**Exercise requirements**
Below is a block of records. Copy every line in it that contains the word "name".

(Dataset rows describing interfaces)

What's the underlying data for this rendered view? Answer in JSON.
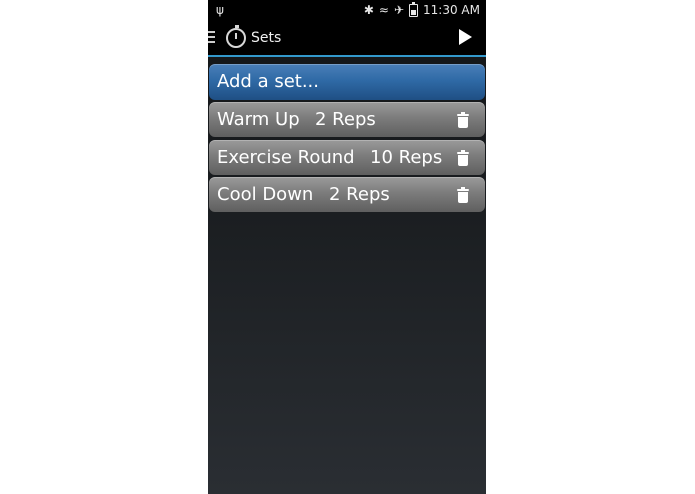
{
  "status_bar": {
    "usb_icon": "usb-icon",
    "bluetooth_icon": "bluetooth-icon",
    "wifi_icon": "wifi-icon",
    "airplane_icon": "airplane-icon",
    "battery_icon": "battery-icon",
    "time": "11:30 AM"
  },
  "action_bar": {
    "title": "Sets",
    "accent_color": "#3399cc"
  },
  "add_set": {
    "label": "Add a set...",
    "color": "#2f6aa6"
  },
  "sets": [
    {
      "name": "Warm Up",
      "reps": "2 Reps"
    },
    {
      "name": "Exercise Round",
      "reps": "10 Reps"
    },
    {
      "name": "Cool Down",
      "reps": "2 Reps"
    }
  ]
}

**Written reply**
      "name": "Warm Up",
      "name": "Exercise Round",
      "name": "Cool Down",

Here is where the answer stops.